The second consequence when we fix our gaze on Jesus this year is that we will certainly receive numerous blessings from the Lord. Our First Reading (Book of Numbers) assures us that if we invoke the name of the Lord, He will bless us. “The Lord said, ‘This is how you shall bless the Israelites (and us). The Lord bless you and keep you! The Lord let his face shine upon you, and be gracious to you! The Lord look upon you kindly and give you peace!”

Three specific blessings are promised to us this New Year: (1) the Lord will keep us – He will keep us in good health, if we don’t need purification through bodily or spiritual sickness. He will keep us in joy, if we cooperate in His grace by avoiding sin, the only cause of moral sadness; (2) the Lord’s face will shine upon us and will be gracious to us – He will keep an eye on us always, guarding and protecting us from every kind of evil. But He cannot do anything if we deliberately misuse our freedom and choose the evil of sin rather than the grace of God; (3) the Lord will give us peace – Peace, says Mother Teresa, is not the absence of war – of inner conflict, of suffering, of pain – but the presence of Christ, amidst these things. 2014 will be peaceful in the measure that each of us will fight to keep the presence of God alive every day in our hearts.

Brothers and sisters, let us begin the year 2014 with Mary, meditating in silence on the marvels the Lord has done for us. Beginning this New Year, let us fix our gaze on Jesus so that we may become true children of God. With the words of the Responsorial Psalm, “may God bless us in His mercy”. Happy New Year!

Thursday, December 5, 2013

Call on Him! Believe in Him! Proclaim Him!

Homily: Friday, December 6, 2013

“When He was about to enter the house, the blind men caught up with Him”. Haven’t you wondered: how could the blind men catch up with Jesus unless Jesus slowed down for their sake? Most probably, Jesus heard their shouting; He knew what they needed; He tested their faith and trust in Him. Then, He healed them. The Gospel today, somehow, describes also our own story of blindness, our own struggles of faith and our own experience of healing.

Our stories of blindness. What kind of blindness do we suffer from in life? Ignorance of God’s love for us? Such ignorance is caused by our excessive and disordered love of self. We cannot see how much God loves us because we see only ourselves. Mafalda, a comic strip written and drawn by Argentine cartoonist Joaquín Salvador Lavado, which depicts the Latin American middle class and progressive youth, once exclaimed: “Do not be so selfish.

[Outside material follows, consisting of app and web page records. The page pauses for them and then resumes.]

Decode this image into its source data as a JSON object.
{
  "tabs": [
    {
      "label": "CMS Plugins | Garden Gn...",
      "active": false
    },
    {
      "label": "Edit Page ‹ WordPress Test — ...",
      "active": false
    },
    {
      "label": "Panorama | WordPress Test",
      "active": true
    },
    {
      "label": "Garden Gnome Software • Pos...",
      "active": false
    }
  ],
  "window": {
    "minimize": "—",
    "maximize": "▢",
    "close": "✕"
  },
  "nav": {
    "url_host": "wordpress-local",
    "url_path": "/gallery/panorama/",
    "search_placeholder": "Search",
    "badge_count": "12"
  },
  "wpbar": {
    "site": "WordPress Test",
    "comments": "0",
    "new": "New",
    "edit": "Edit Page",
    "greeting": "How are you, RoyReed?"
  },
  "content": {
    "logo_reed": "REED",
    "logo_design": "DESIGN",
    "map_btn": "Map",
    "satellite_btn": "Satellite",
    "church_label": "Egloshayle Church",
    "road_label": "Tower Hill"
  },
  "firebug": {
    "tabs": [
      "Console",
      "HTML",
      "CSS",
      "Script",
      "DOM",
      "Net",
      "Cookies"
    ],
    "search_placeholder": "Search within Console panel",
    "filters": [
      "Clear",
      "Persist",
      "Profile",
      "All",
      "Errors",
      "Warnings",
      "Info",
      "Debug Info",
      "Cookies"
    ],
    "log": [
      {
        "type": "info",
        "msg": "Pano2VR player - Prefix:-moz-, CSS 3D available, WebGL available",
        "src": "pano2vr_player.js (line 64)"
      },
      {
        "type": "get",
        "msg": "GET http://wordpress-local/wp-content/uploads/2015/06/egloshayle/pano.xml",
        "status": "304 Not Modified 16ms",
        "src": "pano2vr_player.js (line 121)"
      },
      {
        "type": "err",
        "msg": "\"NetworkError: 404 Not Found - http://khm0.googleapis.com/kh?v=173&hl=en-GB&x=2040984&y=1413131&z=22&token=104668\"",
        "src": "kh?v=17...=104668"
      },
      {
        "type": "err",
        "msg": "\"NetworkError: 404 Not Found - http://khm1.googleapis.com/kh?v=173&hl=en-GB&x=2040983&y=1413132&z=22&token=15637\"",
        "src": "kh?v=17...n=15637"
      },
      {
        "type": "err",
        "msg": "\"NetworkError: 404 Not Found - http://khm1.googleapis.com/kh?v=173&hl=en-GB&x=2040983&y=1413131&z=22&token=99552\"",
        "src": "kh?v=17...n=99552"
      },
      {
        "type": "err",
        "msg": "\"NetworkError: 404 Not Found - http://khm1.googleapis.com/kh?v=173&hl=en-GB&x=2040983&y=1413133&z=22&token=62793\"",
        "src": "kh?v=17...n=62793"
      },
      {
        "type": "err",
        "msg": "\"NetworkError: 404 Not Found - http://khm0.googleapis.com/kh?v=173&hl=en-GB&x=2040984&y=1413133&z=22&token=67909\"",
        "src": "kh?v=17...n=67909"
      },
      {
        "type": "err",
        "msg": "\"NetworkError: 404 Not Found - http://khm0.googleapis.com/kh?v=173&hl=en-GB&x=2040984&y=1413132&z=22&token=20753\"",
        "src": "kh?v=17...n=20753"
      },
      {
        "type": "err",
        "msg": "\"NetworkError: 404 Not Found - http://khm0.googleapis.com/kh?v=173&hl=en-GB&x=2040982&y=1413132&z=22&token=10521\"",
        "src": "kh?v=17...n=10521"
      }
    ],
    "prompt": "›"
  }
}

Think also of me!” The reason we become blind to the love of God is that we excessively and disorderly love ourselves.

Lack of forgiveness also blinds us from seeing the inherent good in people around us. Our biases and prejudices prevent us from discovering something new, something good in the events, places and people we meet each day. We need also to call on Jesus and say: “Jesus, Son of David, help us!”

Our struggles of faith. When we are blind, we move very slowly for fear of bumping into something. Blindness makes us become insecure in our movement. Every move is a struggle. Faith also becomes a struggle because we don’t clearly see what we believe in. We accept as true what is told us not because we have discovered this truth by ourselves, but simply because we trust in Him who reveals this truth to us. He will not deceive us. Nor will He deceive Himself.

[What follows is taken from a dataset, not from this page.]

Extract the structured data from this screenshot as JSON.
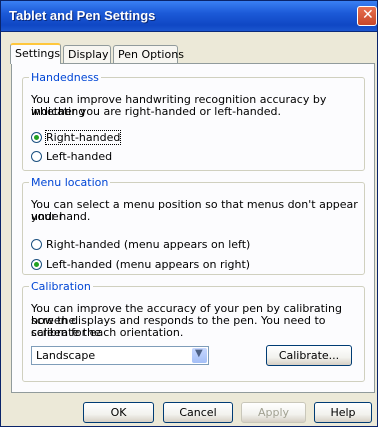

Blind persons are the most trustful people. They just entrust their movements – indeed, their lives – to their guides. That is why, we can easily identify ourselves with the two blind men in the Gospel today. In our faith, we are likened to these blind men. We struggle to believe. That is why, we can hear Jesus asking us every day: “Do you believe that I am able to do what you want?”

Every time we encounter difficulties and trials in life, doubts and big problems, let us recall the words of Jesus: “Do you believe that I am able to do what you want?” When we are jobless, loveless, and hopeless; when we are doubtful, revengeful, and resentful, let us hear Jesus say: “Do you believe that I am able to do change you?” Then, we respond Him saying, “Yes, Lord. You can do it. I trust in you. But don’t trust me”.

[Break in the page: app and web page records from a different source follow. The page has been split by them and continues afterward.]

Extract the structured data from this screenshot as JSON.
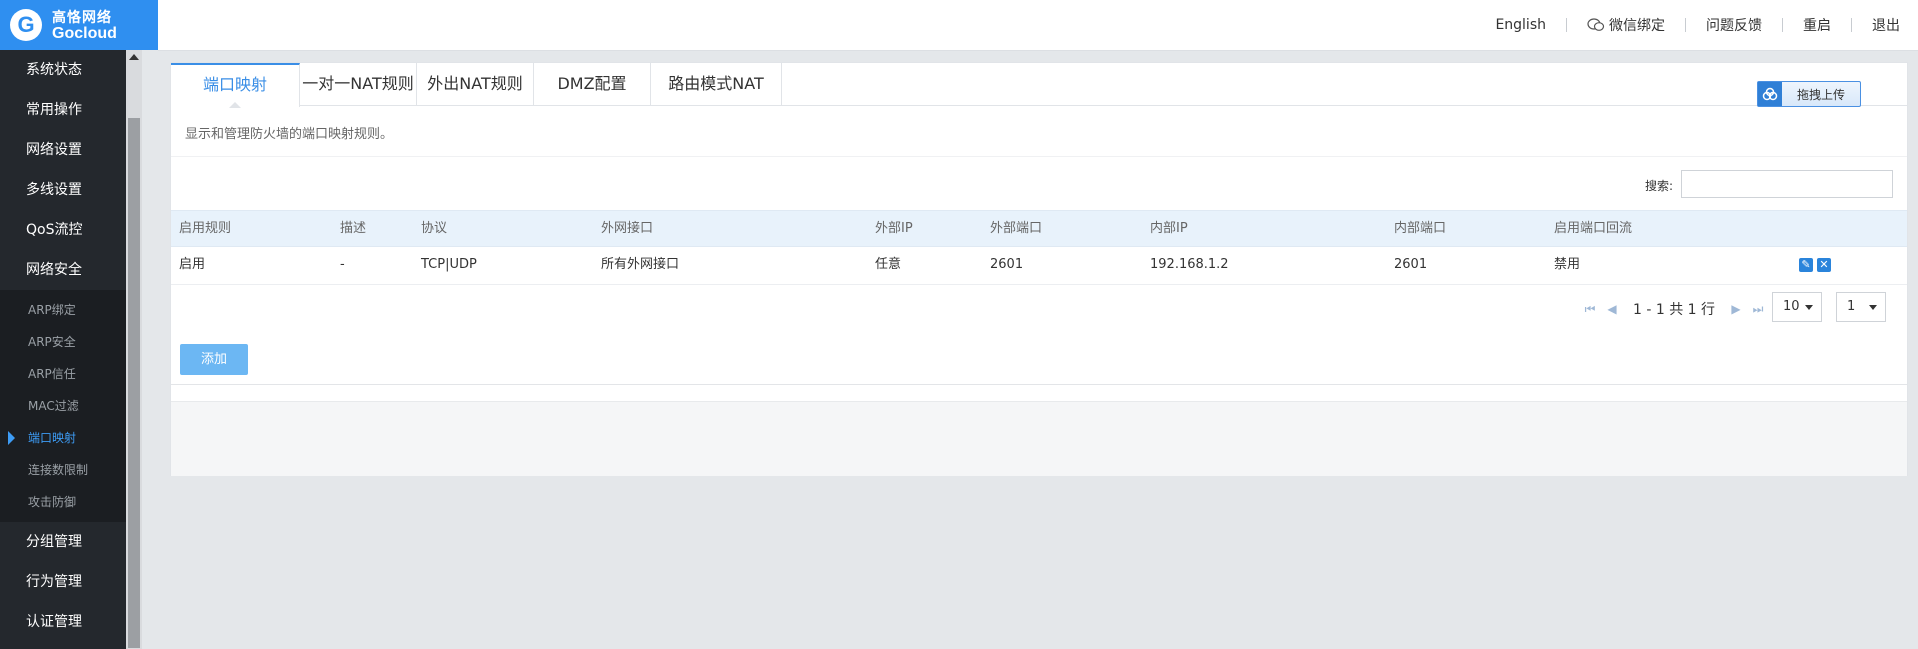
{
  "brand": {
    "cn": "高恪网络",
    "en": "Gocloud"
  },
  "header": {
    "links": [
      "English",
      "微信绑定",
      "问题反馈",
      "重启",
      "退出"
    ]
  },
  "sidebar": {
    "items": [
      "系统状态",
      "常用操作",
      "网络设置",
      "多线设置",
      "QoS流控",
      "网络安全"
    ],
    "subitems": [
      "ARP绑定",
      "ARP安全",
      "ARP信任",
      "MAC过滤",
      "端口映射",
      "连接数限制",
      "攻击防御"
    ],
    "active_sub": "端口映射",
    "items_after": [
      "分组管理",
      "行为管理",
      "认证管理"
    ]
  },
  "tabs": [
    "端口映射",
    "一对一NAT规则",
    "外出NAT规则",
    "DMZ配置",
    "路由模式NAT"
  ],
  "active_tab": "端口映射",
  "upload_label": "拖拽上传",
  "description": "显示和管理防火墙的端口映射规则。",
  "search": {
    "label": "搜索:",
    "value": ""
  },
  "table": {
    "columns": [
      "启用规则",
      "描述",
      "协议",
      "外网接口",
      "外部IP",
      "外部端口",
      "内部IP",
      "内部端口",
      "启用端口回流"
    ],
    "rows": [
      [
        "启用",
        "-",
        "TCP|UDP",
        "所有外网接口",
        "任意",
        "2601",
        "192.168.1.2",
        "2601",
        "禁用"
      ]
    ]
  },
  "pagination": {
    "summary": "1 - 1 共 1 行",
    "page_size": "10",
    "page": "1"
  },
  "add_label": "添加",
  "colors": {
    "accent": "#3a8ee6",
    "sidebar": "#24282d",
    "button": "#6cb7f3"
  }
}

Indeed, believing becomes a real struggle because we tend to trust more in our own efforts rather than in Jesus. We trust more on our own understanding of reality rather than on what Jesus tells us. We trust more in our own opinion, in our own judgment, in our own decision rather than in the truth proclaimed by the Church, or the moral judgment and decision of the Church, the Bride of Christ.

Our experience of healing. No weakness, no defects, no handicap of ours can prevent us from reaching Christ. The blind men were able to catch up, not because they were simply able to do so, but because Jesus waited on them. Our Lord adjusts to our limitations and waits for us to catch up with Him.

Our awareness of our defects can sometimes slow down our pace, our steps towards Jesus. But we should never stop walking because we know that Jesus will initiate the encounter. He will wait for us because He is as interested as we are of our healing. We know that Jesus is very interested to heal us because He promised it in the Book of the Prophet Isaiah, in the First Reading: “On that day the deaf will hear the words of the book, and out of the dark and obscurity the eyes of the blind will see”.

Jesus does even more than just simply waiting for us: when we are struck down by discouragement and fear, or are being paralyzed by life’s tragedies (like the Yolanda), He walks toward us to meet us. When we are down, He comes to us. He accompanies us. He heals us!

But in order to be healed, we have to let Jesus heal us. He is very willing to forgive our sins but we need to go to the Sacrament of Confession. Have you see a picture of Jesus knocking on a door without a knob? Traditional interpretation says that Jesus cannot open the door of our hearts from the outside. We must open it from the inside.

Although this is true, we must say that even with doors without knobs, Jesus makes the initiative of reaching out to us. He even broke into the closed doors of the room where His disciples were gathered just to be with them.

Now, after having been healed by our Lord, we must spread the news about Him to all the people we meet every day. Why? Because as Pope Francis wrote in his Apostolic Exhortation Evangelii gaudium, “The joy of the Gospel fills the hearts and lives of all who encounter Jesus. Those who accept His offer of salvation are set free from sin, sorrow, inner emptiness and loneliness” (EG, 1).

My dear friends, we want to be set free from the blindness of sin, sorrow, inner emptiness and loneliness. Hence, we call out to Him: “Lord, help us!” We want to rediscover the joy of believing. That is why we say to Him: “Yes, Lord, we believe that you can heal us”. We want to share the joyful experience of God’s healing touch. So we spread the Good News of Jesus to the people around us. Call out to Jesus. Believe in Jesus. Live and share Jesus.

"Sacerdotes, 'consagrados en la Verdad'"

Estar inmersos en la Verdad, en Cristo, de este proceso forma parte
la oración, en la que nos ejercitamos en la amistad con Él y aprendemos a
conocerle: su forma de ser, de pensar, de actuar. Rezar es un caminar en
comunión personal con Cristo, exponiendo ante Él nuestra vida cotidiana,
nuestros logros y nuestros fracasos, nuestras fatigas y nuestras alegrías -es un
simple presentarnos a nosotros mismos ante Él. Pero para que esto no se
convierta en un autocontemplarse, es importante que aprendamos continuamente a
rezar rezando con la Iglesia.